The input:
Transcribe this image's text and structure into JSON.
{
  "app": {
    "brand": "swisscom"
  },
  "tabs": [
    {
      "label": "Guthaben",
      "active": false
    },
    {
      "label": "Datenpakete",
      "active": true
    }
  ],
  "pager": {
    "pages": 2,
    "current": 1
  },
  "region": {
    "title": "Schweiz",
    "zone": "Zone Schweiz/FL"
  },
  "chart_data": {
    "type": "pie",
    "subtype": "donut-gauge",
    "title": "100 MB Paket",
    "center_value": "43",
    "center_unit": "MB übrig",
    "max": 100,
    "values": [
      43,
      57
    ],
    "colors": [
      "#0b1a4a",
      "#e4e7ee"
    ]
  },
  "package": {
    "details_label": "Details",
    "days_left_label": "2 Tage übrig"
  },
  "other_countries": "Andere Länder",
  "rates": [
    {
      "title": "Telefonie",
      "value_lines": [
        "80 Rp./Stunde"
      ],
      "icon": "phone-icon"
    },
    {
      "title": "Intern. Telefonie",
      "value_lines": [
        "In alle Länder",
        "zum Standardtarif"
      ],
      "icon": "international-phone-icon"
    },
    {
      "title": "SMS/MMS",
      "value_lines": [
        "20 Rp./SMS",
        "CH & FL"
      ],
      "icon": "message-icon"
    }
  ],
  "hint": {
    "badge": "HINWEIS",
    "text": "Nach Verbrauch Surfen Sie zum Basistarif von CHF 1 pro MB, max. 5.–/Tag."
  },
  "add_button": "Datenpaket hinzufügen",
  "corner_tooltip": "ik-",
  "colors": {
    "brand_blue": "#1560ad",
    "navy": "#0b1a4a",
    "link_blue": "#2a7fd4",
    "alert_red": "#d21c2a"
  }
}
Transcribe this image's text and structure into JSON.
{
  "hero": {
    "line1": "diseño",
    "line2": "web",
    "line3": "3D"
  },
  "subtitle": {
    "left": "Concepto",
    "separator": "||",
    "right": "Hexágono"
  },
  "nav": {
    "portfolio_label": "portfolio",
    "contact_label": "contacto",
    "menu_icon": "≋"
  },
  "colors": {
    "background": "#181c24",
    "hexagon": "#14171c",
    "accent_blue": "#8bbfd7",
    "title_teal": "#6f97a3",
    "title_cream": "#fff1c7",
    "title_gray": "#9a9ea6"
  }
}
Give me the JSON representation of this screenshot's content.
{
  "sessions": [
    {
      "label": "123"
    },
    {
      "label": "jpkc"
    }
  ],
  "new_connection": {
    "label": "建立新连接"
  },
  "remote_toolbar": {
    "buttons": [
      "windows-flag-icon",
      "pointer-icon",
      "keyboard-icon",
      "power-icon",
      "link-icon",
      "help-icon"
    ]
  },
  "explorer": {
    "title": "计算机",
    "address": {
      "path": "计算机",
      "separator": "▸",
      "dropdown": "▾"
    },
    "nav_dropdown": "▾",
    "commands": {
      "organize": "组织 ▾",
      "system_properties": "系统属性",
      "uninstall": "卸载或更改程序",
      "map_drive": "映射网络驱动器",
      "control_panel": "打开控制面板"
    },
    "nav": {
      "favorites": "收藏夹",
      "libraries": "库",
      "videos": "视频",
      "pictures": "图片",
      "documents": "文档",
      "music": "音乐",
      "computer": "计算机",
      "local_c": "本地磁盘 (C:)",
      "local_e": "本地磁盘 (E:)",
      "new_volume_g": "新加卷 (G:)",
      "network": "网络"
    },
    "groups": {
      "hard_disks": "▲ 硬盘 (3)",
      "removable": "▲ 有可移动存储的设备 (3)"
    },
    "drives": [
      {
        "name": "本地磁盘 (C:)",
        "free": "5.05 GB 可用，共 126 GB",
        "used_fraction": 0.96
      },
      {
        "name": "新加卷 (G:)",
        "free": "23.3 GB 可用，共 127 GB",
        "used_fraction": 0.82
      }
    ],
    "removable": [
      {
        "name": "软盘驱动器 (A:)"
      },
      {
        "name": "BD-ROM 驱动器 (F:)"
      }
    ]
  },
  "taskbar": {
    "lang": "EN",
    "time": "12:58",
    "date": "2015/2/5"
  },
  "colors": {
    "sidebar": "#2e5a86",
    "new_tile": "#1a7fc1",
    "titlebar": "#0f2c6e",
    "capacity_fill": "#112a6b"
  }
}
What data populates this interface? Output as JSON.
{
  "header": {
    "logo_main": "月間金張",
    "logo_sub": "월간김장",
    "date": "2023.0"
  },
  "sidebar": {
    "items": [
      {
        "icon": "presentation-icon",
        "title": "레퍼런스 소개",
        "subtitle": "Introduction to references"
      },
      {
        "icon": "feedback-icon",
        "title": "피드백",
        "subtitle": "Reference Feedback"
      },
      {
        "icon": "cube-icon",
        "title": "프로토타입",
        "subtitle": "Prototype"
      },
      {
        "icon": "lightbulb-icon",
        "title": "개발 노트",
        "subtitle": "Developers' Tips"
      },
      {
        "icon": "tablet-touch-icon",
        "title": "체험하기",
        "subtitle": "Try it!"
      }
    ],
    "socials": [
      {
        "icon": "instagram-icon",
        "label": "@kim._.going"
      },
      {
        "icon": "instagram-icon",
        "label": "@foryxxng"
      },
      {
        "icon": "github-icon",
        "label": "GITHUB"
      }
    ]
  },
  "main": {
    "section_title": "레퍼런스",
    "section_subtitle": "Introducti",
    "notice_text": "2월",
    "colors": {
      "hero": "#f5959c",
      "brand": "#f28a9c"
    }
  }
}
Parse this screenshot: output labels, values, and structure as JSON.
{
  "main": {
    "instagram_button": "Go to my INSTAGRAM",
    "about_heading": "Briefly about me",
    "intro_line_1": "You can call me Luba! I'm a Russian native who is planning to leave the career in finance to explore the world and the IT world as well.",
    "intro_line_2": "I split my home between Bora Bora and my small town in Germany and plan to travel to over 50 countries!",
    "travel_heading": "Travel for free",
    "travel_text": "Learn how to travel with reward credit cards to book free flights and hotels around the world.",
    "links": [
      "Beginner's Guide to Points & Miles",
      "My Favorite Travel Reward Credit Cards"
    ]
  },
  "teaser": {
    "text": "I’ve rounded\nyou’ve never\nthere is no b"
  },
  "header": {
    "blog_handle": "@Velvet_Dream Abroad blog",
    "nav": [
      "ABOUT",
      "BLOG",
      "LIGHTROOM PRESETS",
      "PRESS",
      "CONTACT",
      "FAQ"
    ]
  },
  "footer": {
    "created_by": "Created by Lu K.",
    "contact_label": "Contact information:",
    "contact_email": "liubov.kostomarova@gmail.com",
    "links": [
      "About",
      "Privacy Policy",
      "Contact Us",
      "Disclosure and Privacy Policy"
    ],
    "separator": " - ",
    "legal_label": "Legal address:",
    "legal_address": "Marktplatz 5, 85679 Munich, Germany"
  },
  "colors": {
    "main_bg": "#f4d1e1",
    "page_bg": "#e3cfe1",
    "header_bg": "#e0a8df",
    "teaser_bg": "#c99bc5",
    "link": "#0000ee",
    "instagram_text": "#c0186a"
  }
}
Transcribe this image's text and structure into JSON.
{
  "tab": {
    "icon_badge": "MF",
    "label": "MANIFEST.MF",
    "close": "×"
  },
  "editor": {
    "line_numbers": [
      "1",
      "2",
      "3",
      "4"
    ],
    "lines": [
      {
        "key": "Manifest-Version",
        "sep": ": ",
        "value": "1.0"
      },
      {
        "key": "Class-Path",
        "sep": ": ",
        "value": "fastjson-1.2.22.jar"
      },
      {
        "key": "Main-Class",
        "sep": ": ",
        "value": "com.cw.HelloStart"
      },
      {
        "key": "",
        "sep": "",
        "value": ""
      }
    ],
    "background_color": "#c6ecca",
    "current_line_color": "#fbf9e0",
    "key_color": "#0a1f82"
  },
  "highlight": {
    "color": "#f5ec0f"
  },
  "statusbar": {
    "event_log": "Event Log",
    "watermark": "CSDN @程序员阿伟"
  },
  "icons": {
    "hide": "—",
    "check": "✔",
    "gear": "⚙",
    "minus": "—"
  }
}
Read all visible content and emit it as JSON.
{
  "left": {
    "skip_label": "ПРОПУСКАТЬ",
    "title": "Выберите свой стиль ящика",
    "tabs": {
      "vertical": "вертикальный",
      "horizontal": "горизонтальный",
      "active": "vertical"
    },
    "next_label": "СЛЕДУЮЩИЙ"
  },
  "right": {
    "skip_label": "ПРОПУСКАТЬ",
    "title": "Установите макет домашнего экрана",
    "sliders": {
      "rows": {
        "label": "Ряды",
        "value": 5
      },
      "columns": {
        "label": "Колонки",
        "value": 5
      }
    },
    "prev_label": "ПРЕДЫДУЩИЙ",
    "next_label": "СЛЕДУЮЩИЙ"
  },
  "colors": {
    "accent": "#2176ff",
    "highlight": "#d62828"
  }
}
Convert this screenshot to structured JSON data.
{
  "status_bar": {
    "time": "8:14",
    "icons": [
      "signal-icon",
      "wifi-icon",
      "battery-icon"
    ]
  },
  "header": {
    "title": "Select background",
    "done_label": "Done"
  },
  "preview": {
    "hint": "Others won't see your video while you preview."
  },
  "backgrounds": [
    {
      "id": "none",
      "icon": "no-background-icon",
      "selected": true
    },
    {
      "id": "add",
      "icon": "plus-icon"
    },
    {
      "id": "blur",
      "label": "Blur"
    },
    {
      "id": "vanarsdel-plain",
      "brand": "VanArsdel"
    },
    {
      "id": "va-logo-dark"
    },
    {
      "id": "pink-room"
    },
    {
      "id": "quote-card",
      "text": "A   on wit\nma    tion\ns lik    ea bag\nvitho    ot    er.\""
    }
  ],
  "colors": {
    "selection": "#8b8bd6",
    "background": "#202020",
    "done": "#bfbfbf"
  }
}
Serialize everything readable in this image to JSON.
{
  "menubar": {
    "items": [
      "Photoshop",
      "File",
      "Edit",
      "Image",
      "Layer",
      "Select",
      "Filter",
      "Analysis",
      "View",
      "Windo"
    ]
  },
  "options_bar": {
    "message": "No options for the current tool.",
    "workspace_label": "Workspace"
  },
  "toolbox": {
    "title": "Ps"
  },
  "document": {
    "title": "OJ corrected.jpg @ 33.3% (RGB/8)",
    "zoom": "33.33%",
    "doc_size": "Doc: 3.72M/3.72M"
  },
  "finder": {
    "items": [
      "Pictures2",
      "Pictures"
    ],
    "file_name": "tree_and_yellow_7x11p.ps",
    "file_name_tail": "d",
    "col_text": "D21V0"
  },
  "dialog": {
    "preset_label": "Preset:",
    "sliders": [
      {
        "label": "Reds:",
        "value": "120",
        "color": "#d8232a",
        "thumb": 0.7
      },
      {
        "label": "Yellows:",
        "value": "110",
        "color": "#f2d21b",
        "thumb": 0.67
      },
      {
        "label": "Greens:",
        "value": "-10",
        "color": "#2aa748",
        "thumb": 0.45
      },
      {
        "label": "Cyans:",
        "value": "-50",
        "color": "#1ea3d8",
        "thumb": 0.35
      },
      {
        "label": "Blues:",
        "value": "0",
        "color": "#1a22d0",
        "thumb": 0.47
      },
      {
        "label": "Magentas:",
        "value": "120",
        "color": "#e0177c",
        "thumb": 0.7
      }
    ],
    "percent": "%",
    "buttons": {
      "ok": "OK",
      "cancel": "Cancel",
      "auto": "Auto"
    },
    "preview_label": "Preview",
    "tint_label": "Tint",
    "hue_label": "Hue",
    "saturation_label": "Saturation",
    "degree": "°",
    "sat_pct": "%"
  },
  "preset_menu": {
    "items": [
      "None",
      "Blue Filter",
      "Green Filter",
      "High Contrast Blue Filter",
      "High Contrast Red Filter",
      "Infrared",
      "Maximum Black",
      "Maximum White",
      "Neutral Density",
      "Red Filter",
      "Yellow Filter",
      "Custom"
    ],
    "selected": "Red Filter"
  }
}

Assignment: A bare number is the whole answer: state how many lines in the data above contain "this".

Task answer: 8